# Work instruction
In the material below, find each line holding the string "placeholder" and copy it.
———
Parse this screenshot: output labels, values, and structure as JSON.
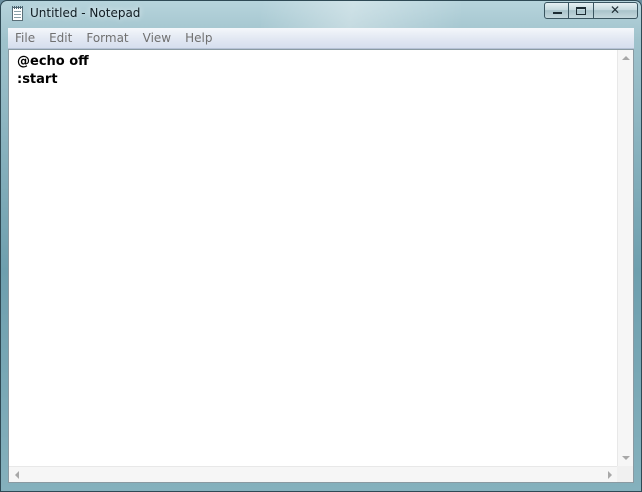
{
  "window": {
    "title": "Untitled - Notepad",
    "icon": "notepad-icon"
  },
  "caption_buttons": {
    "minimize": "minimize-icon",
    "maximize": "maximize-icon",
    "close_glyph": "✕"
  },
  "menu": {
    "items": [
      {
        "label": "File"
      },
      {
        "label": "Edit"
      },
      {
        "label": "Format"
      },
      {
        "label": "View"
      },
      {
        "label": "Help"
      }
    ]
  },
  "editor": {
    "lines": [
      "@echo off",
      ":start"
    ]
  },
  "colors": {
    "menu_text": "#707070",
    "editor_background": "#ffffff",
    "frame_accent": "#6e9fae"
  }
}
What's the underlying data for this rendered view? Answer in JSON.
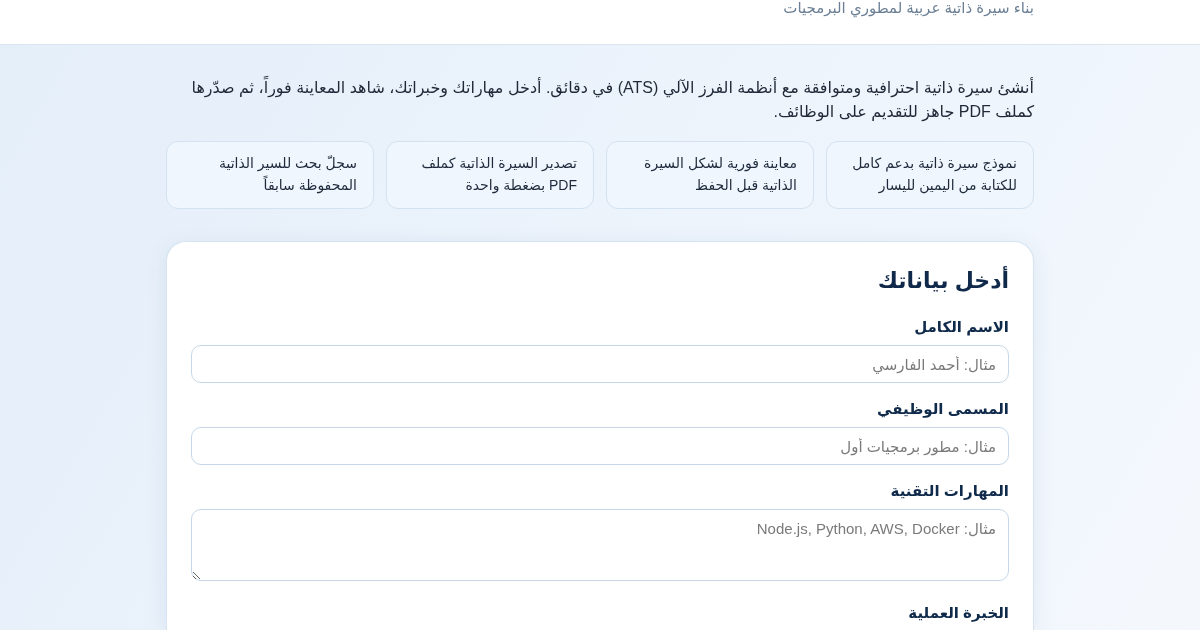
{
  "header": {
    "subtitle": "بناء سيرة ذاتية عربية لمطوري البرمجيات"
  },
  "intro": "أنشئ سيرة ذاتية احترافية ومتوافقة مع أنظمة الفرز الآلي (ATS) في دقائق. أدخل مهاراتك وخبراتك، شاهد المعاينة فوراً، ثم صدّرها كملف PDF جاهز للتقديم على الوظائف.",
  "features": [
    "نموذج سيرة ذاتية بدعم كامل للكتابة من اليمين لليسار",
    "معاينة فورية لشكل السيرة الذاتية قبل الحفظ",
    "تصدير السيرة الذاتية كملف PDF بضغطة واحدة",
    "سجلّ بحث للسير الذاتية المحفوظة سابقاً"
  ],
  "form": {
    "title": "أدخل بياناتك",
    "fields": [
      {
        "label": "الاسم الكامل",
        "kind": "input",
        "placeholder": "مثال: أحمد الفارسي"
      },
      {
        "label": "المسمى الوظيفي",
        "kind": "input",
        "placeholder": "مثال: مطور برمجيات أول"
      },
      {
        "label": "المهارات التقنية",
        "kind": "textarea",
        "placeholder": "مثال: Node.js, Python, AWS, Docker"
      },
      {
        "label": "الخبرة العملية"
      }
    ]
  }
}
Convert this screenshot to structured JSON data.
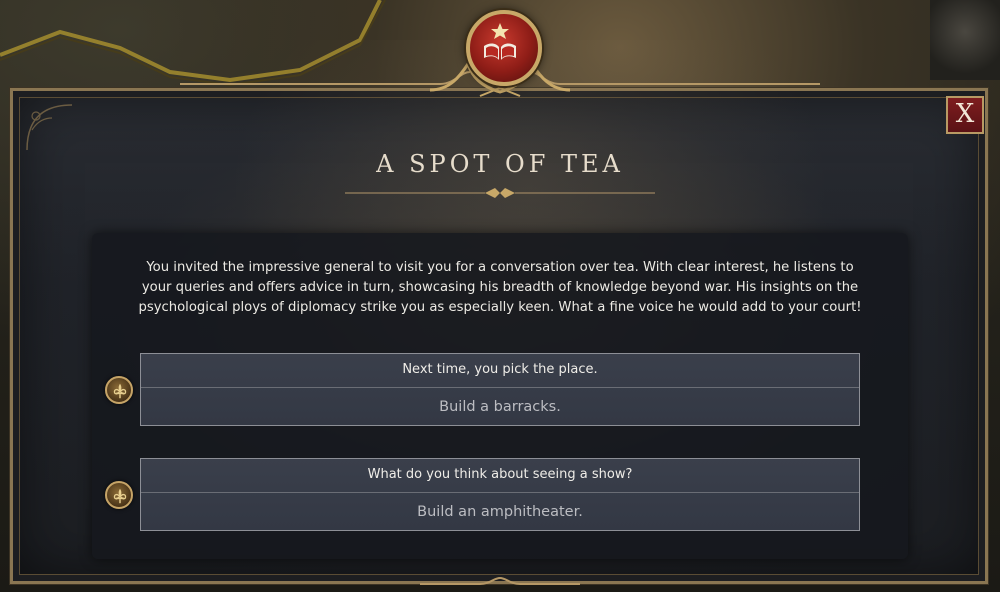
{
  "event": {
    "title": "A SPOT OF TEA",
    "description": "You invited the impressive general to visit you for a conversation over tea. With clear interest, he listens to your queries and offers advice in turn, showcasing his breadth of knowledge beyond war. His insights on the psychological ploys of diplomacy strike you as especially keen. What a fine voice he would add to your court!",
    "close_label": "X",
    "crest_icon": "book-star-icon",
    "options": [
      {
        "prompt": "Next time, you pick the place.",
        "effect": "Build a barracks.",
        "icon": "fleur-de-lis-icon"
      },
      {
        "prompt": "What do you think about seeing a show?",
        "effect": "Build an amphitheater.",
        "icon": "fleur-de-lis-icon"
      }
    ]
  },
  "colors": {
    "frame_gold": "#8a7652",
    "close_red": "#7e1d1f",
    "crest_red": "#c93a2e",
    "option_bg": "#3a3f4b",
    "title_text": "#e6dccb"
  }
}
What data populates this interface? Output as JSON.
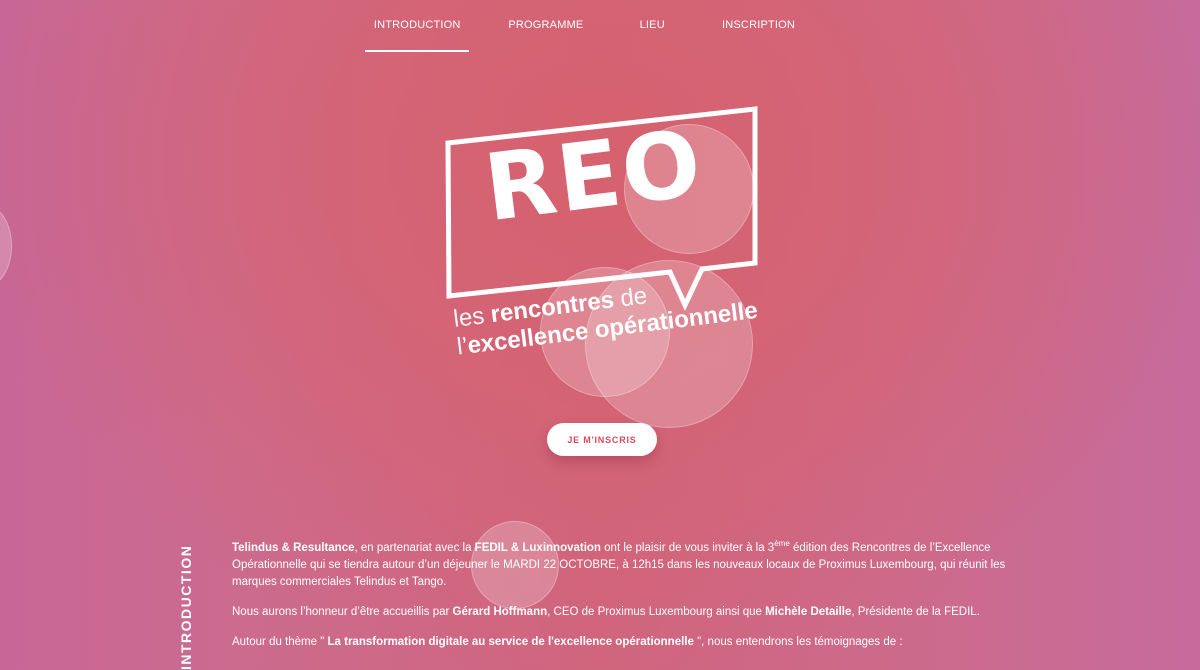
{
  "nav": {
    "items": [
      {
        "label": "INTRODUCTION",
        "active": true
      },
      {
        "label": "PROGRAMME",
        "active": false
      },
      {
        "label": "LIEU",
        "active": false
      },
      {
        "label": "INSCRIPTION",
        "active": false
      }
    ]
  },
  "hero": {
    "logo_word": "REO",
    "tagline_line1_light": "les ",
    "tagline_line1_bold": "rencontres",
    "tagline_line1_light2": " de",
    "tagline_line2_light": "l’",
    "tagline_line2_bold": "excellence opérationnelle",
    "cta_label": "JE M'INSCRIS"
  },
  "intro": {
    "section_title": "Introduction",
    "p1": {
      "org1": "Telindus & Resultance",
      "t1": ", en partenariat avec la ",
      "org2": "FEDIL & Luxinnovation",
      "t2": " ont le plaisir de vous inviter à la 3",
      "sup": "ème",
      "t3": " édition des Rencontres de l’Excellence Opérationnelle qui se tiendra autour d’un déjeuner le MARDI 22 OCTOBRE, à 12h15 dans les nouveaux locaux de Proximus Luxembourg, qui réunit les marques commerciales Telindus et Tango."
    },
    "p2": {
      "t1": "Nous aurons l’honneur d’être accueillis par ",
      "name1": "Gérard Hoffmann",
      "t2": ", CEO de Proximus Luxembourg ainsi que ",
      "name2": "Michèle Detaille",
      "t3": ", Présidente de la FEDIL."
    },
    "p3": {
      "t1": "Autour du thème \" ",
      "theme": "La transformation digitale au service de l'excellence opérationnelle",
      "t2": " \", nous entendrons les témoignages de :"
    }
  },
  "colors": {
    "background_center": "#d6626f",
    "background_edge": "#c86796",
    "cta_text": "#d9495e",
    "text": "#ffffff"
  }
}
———
# Problem solution
        "placeholder": "مثال: أحمد الفارسي"
        "placeholder": "مثال: مطور برمجيات أول"
        "placeholder": "مثال: Node.js, Python, AWS, Docker"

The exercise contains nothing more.